Any time you start a new chapter, it can feel overwhelming—especially if you’re a recent grad and just starting out in life as an independent adult.
Managing your finances can also seem intimidating when you’re first starting out. Between budgeting, saving, and investing, it’s easy to feel adrift amid all the information and advice.
Whether you’re recently out of school or you’re simply turning over a new leaf in life, a few simple steps can help put you on a path to financial security. Here are some key places to focus for anyone just starting out—or anyone ready for a new financial beginning.
Retirement may feel like a lifetime away, but the earlier you start saving for retirement, the better.
A recent survey found that 70 percent of retirees would tell their younger selves to start saving earlier, and for good reason: There are lots of benefits to saving early in your career, like being able to make post-tax contributions to a Roth IRA and take advantage of compound interest, which is when your initial investment grows exponentially as interest accumulates over the decades.
Even starting small—think $20 a paycheck—adds up to a solid savings. Online retirement savings calculators can help you visualize how a small investment in your early 20s can eventually grow into a large nest egg by the time you retire.
You never know when life will throw a wrench in your plans. From car breakdowns to temporary unemployment, there are countless situations that could arise when you least expect them.
Make sure you’re ready for the unexpected by starting to build up an emergency fund.

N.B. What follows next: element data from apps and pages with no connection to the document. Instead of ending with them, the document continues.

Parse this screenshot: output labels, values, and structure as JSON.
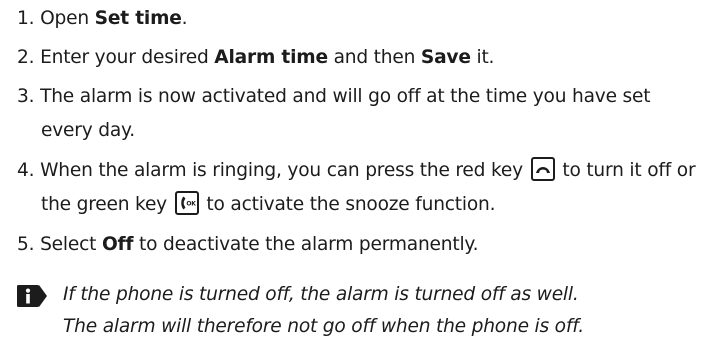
{
  "steps": [
    {
      "number": "1.",
      "parts": [
        "Open ",
        "Set time",
        "."
      ]
    },
    {
      "number": "2.",
      "parts": [
        "Enter your desired ",
        "Alarm time",
        " and then ",
        "Save",
        " it."
      ]
    },
    {
      "number": "3.",
      "text": "The alarm is now activated and will go off at the time you have set every day."
    },
    {
      "number": "4.",
      "parts": [
        "When the alarm is ringing, you can press the red key ",
        " to turn it off or the green key ",
        " to activate the snooze function."
      ],
      "icons": [
        "end-call-key-icon",
        "ok-call-key-icon"
      ],
      "ok_key_label": "OK"
    },
    {
      "number": "5.",
      "parts": [
        "Select ",
        "Off",
        " to deactivate the alarm permanently."
      ]
    }
  ],
  "note": {
    "icon": "info-icon",
    "lines": [
      "If the phone is turned off, the alarm is turned off as well.",
      "The alarm will therefore not go off when the phone is off."
    ]
  }
}
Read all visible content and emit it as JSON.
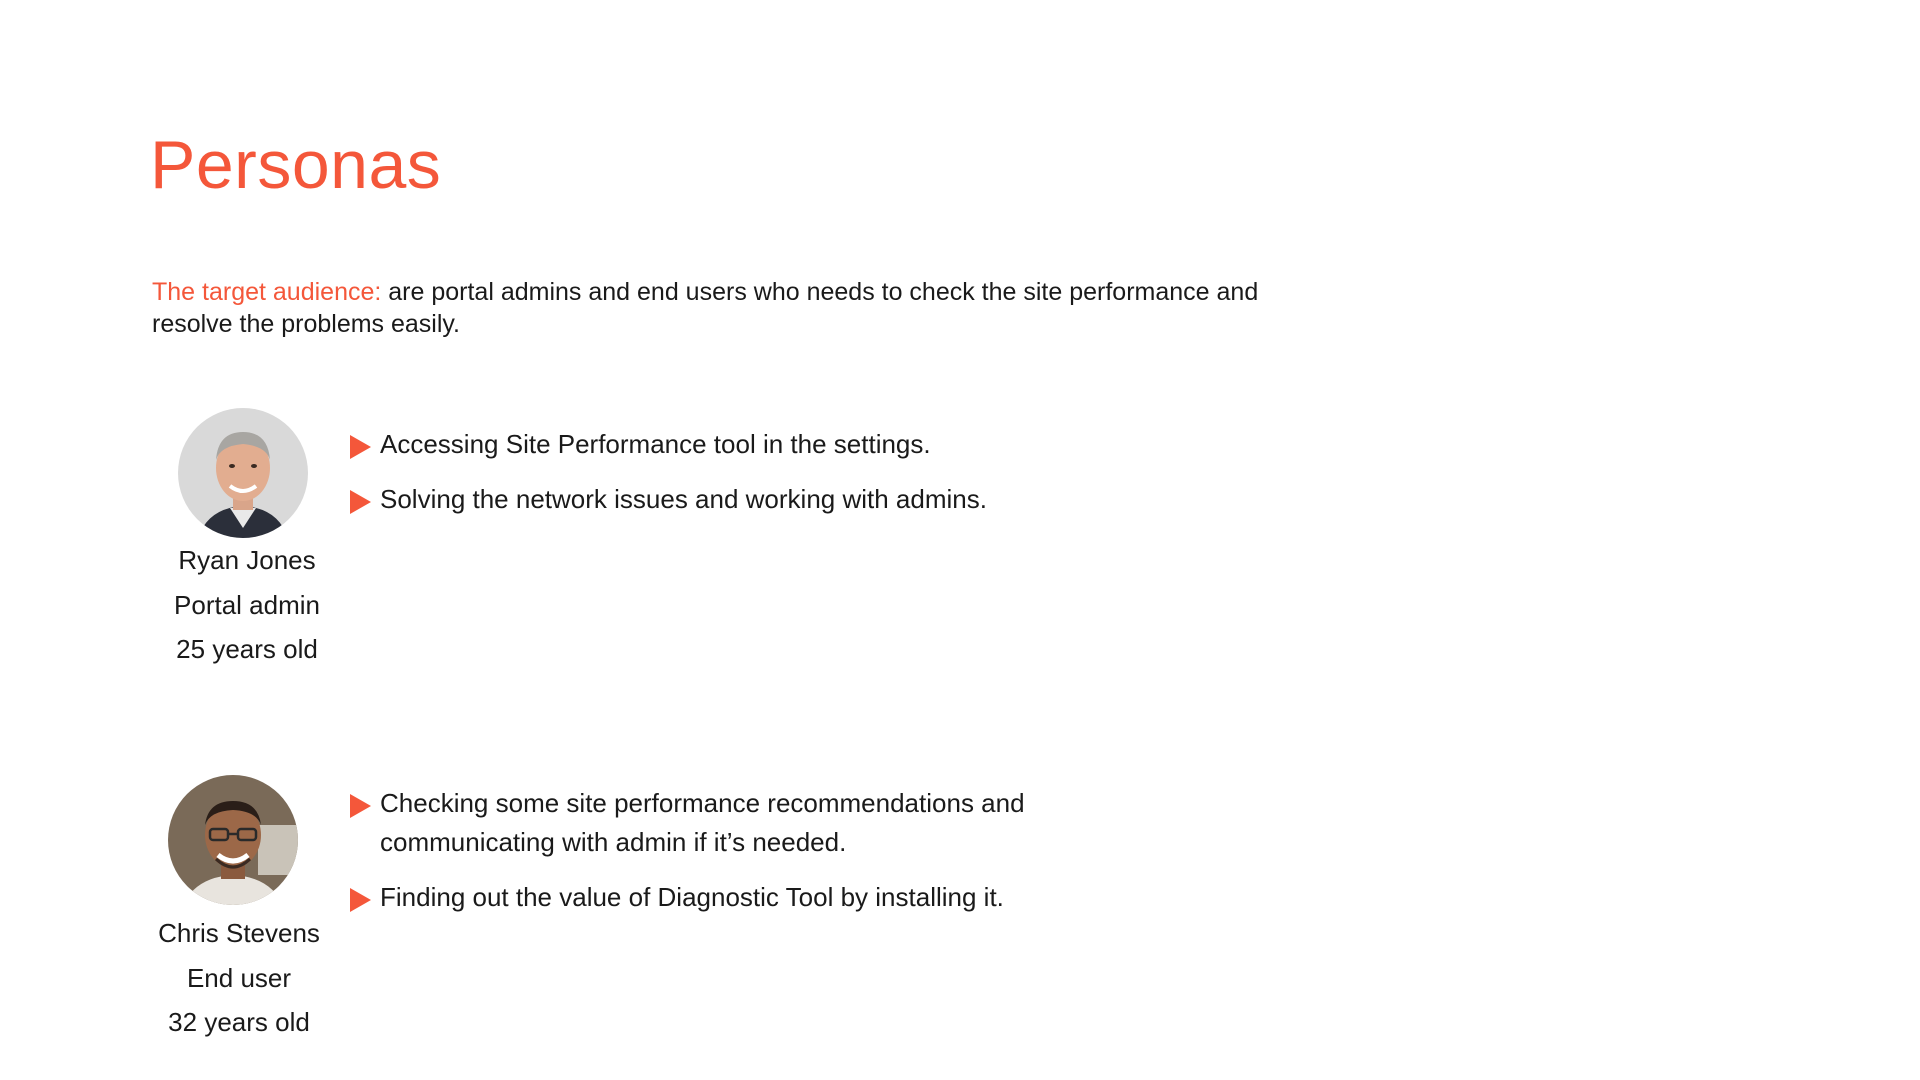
{
  "page": {
    "title": "Personas",
    "intro_label": "The target audience:",
    "intro_text": " are portal admins and end users who needs to check the site performance and resolve the problems easily."
  },
  "colors": {
    "accent": "#f4573a",
    "text": "#1a1a1a",
    "background": "#ffffff"
  },
  "personas": [
    {
      "avatar": "portrait-older-man",
      "name": "Ryan Jones",
      "role": "Portal admin",
      "age": "25 years old",
      "bullets": [
        "Accessing Site Performance tool in the settings.",
        "Solving the network issues and working with admins."
      ]
    },
    {
      "avatar": "portrait-man-glasses",
      "name": "Chris Stevens",
      "role": "End user",
      "age": "32 years old",
      "bullets": [
        "Checking some site performance recommendations and communicating with admin if it’s needed.",
        "Finding out the value of Diagnostic Tool by installing it."
      ]
    }
  ]
}
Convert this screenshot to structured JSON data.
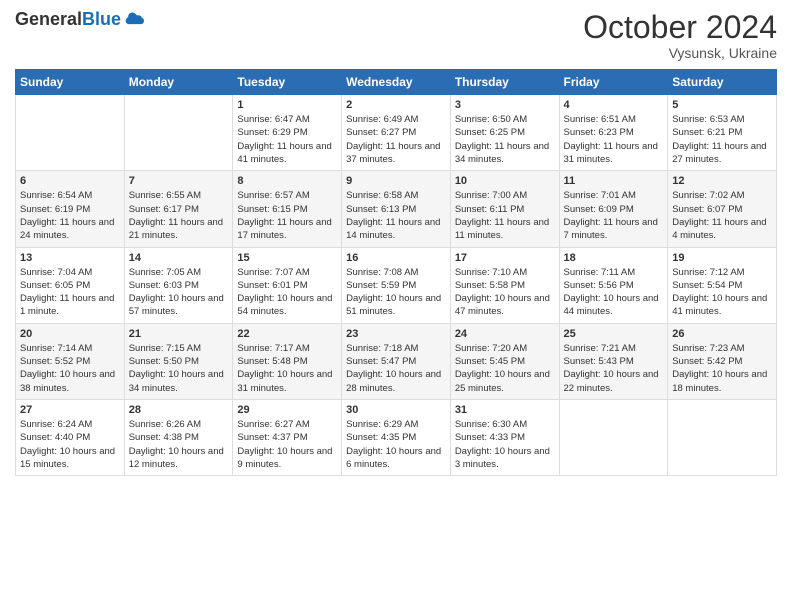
{
  "logo": {
    "line1": "General",
    "line2": "Blue"
  },
  "title": "October 2024",
  "subtitle": "Vysunsk, Ukraine",
  "days_header": [
    "Sunday",
    "Monday",
    "Tuesday",
    "Wednesday",
    "Thursday",
    "Friday",
    "Saturday"
  ],
  "rows": [
    [
      {
        "num": "",
        "info": ""
      },
      {
        "num": "",
        "info": ""
      },
      {
        "num": "1",
        "info": "Sunrise: 6:47 AM\nSunset: 6:29 PM\nDaylight: 11 hours and 41 minutes."
      },
      {
        "num": "2",
        "info": "Sunrise: 6:49 AM\nSunset: 6:27 PM\nDaylight: 11 hours and 37 minutes."
      },
      {
        "num": "3",
        "info": "Sunrise: 6:50 AM\nSunset: 6:25 PM\nDaylight: 11 hours and 34 minutes."
      },
      {
        "num": "4",
        "info": "Sunrise: 6:51 AM\nSunset: 6:23 PM\nDaylight: 11 hours and 31 minutes."
      },
      {
        "num": "5",
        "info": "Sunrise: 6:53 AM\nSunset: 6:21 PM\nDaylight: 11 hours and 27 minutes."
      }
    ],
    [
      {
        "num": "6",
        "info": "Sunrise: 6:54 AM\nSunset: 6:19 PM\nDaylight: 11 hours and 24 minutes."
      },
      {
        "num": "7",
        "info": "Sunrise: 6:55 AM\nSunset: 6:17 PM\nDaylight: 11 hours and 21 minutes."
      },
      {
        "num": "8",
        "info": "Sunrise: 6:57 AM\nSunset: 6:15 PM\nDaylight: 11 hours and 17 minutes."
      },
      {
        "num": "9",
        "info": "Sunrise: 6:58 AM\nSunset: 6:13 PM\nDaylight: 11 hours and 14 minutes."
      },
      {
        "num": "10",
        "info": "Sunrise: 7:00 AM\nSunset: 6:11 PM\nDaylight: 11 hours and 11 minutes."
      },
      {
        "num": "11",
        "info": "Sunrise: 7:01 AM\nSunset: 6:09 PM\nDaylight: 11 hours and 7 minutes."
      },
      {
        "num": "12",
        "info": "Sunrise: 7:02 AM\nSunset: 6:07 PM\nDaylight: 11 hours and 4 minutes."
      }
    ],
    [
      {
        "num": "13",
        "info": "Sunrise: 7:04 AM\nSunset: 6:05 PM\nDaylight: 11 hours and 1 minute."
      },
      {
        "num": "14",
        "info": "Sunrise: 7:05 AM\nSunset: 6:03 PM\nDaylight: 10 hours and 57 minutes."
      },
      {
        "num": "15",
        "info": "Sunrise: 7:07 AM\nSunset: 6:01 PM\nDaylight: 10 hours and 54 minutes."
      },
      {
        "num": "16",
        "info": "Sunrise: 7:08 AM\nSunset: 5:59 PM\nDaylight: 10 hours and 51 minutes."
      },
      {
        "num": "17",
        "info": "Sunrise: 7:10 AM\nSunset: 5:58 PM\nDaylight: 10 hours and 47 minutes."
      },
      {
        "num": "18",
        "info": "Sunrise: 7:11 AM\nSunset: 5:56 PM\nDaylight: 10 hours and 44 minutes."
      },
      {
        "num": "19",
        "info": "Sunrise: 7:12 AM\nSunset: 5:54 PM\nDaylight: 10 hours and 41 minutes."
      }
    ],
    [
      {
        "num": "20",
        "info": "Sunrise: 7:14 AM\nSunset: 5:52 PM\nDaylight: 10 hours and 38 minutes."
      },
      {
        "num": "21",
        "info": "Sunrise: 7:15 AM\nSunset: 5:50 PM\nDaylight: 10 hours and 34 minutes."
      },
      {
        "num": "22",
        "info": "Sunrise: 7:17 AM\nSunset: 5:48 PM\nDaylight: 10 hours and 31 minutes."
      },
      {
        "num": "23",
        "info": "Sunrise: 7:18 AM\nSunset: 5:47 PM\nDaylight: 10 hours and 28 minutes."
      },
      {
        "num": "24",
        "info": "Sunrise: 7:20 AM\nSunset: 5:45 PM\nDaylight: 10 hours and 25 minutes."
      },
      {
        "num": "25",
        "info": "Sunrise: 7:21 AM\nSunset: 5:43 PM\nDaylight: 10 hours and 22 minutes."
      },
      {
        "num": "26",
        "info": "Sunrise: 7:23 AM\nSunset: 5:42 PM\nDaylight: 10 hours and 18 minutes."
      }
    ],
    [
      {
        "num": "27",
        "info": "Sunrise: 6:24 AM\nSunset: 4:40 PM\nDaylight: 10 hours and 15 minutes."
      },
      {
        "num": "28",
        "info": "Sunrise: 6:26 AM\nSunset: 4:38 PM\nDaylight: 10 hours and 12 minutes."
      },
      {
        "num": "29",
        "info": "Sunrise: 6:27 AM\nSunset: 4:37 PM\nDaylight: 10 hours and 9 minutes."
      },
      {
        "num": "30",
        "info": "Sunrise: 6:29 AM\nSunset: 4:35 PM\nDaylight: 10 hours and 6 minutes."
      },
      {
        "num": "31",
        "info": "Sunrise: 6:30 AM\nSunset: 4:33 PM\nDaylight: 10 hours and 3 minutes."
      },
      {
        "num": "",
        "info": ""
      },
      {
        "num": "",
        "info": ""
      }
    ]
  ]
}
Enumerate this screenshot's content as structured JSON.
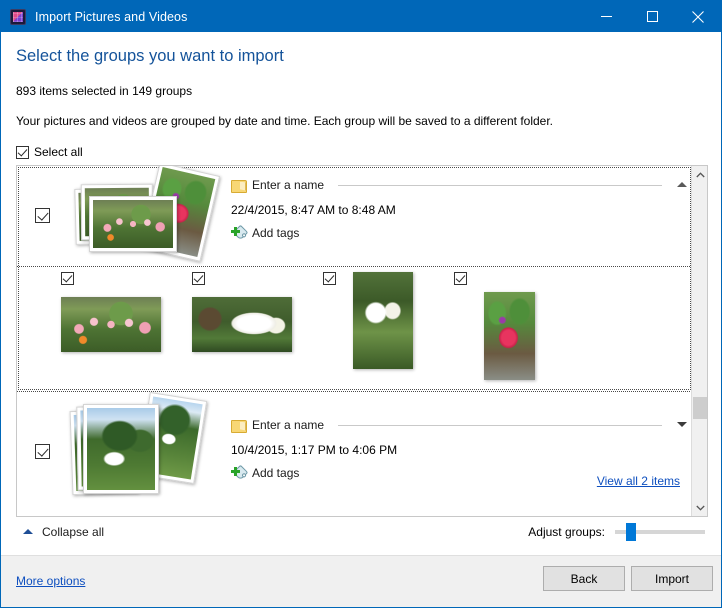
{
  "window": {
    "title": "Import Pictures and Videos",
    "icon": "device-phone-icon",
    "accent_color": "#0067b8",
    "minimize_label": "Minimize",
    "maximize_label": "Maximize",
    "close_label": "Close"
  },
  "header": {
    "title": "Select the groups you want to import",
    "subtitle": "893 items selected in 149 groups",
    "description": "Your pictures and videos are grouped by date and time. Each group will be saved to a different folder.",
    "select_all_label": "Select all",
    "select_all_checked": true
  },
  "groups": [
    {
      "checked": true,
      "name_placeholder": "Enter a name",
      "date_range": "22/4/2015, 8:47 AM to 8:48 AM",
      "add_tags_label": "Add tags",
      "expander": "collapse-chevron-up",
      "expanded": true,
      "view_all_label": "",
      "thumbnails": [
        {
          "checked": true,
          "orientation": "landscape",
          "subject": "pink-flower-field"
        },
        {
          "checked": true,
          "orientation": "landscape",
          "subject": "white-amaryllis"
        },
        {
          "checked": true,
          "orientation": "portrait",
          "subject": "two-white-lilies"
        },
        {
          "checked": true,
          "orientation": "portrait",
          "subject": "red-flower-pot"
        }
      ]
    },
    {
      "checked": true,
      "name_placeholder": "Enter a name",
      "date_range": "10/4/2015, 1:17 PM to 4:06 PM",
      "add_tags_label": "Add tags",
      "expander": "expand-chevron-down",
      "expanded": false,
      "view_all_label": "View all 2 items",
      "thumbnails": []
    }
  ],
  "footer": {
    "collapse_all_label": "Collapse all",
    "adjust_groups_label": "Adjust groups:",
    "slider_value_percent": 14,
    "more_options_label": "More options",
    "back_label": "Back",
    "import_label": "Import"
  },
  "scrollbar": {
    "up_arrow": "scroll-up-arrow",
    "down_arrow": "scroll-down-arrow",
    "thumb_top_percent": 66,
    "thumb_height_percent": 6
  }
}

There are lots of ways you can contribute to an emergency fund, including automatic deductions from your paycheck—a great way to “set it and forget it” and hold yourself accountable to saving—or lump-sum contributions, like depositing your yearly tax refund into savings.
Tracking your spending, tabulating expenses, and calculating monthly income may not seem too exciting. But the benefits of budgeting are plentiful, from helping you save and achieve your money goals to putting you in the driver’s seat of your finances.
A sense of control over your financial situation is crucial for starting out on the right foot as you get established. A budget can help you understand what you can comfortably afford and which purchases are out of reach. This ultimately empowers you to make informed decisions about your spending and avoid trouble down the road.
Luckily, there are lots of free tools online to help you create a budget, so you don’t have to start from scratch. If you’re not sure how to get started, search for tools and worksheets that lay out the basics of budgeting.
You may be wary of credit cards, especially if you’ve witnessed how credit card debt can become crippling. But “credit” isn’t a dirty word—it’s important to use it wisely as a tool in your financial quiver.
Opening a credit card that you pay off in full each month can help you build a good credit score, which will help you if you ever want to qualify for loans and competitive interest rates in the future. This becomes important if you ever hope to purchase a car, a home, or make other large investments.
Credit cards can also offer practical benefits and perks, like cash back on purchases or rewards on gas and travel expenses. Just be sure to avoid opening a card that charges an annual fee, and don’t use credit cards to make purchases you can’t afford.
For many people, December is a time of reflection to look back on the past year and make plans...
The holiday shopping season has arrived, and with it an enticing array of discounts, sales, and...
The holidays are here, and with them come tighter belts and tighter budgets. But that doesn’t...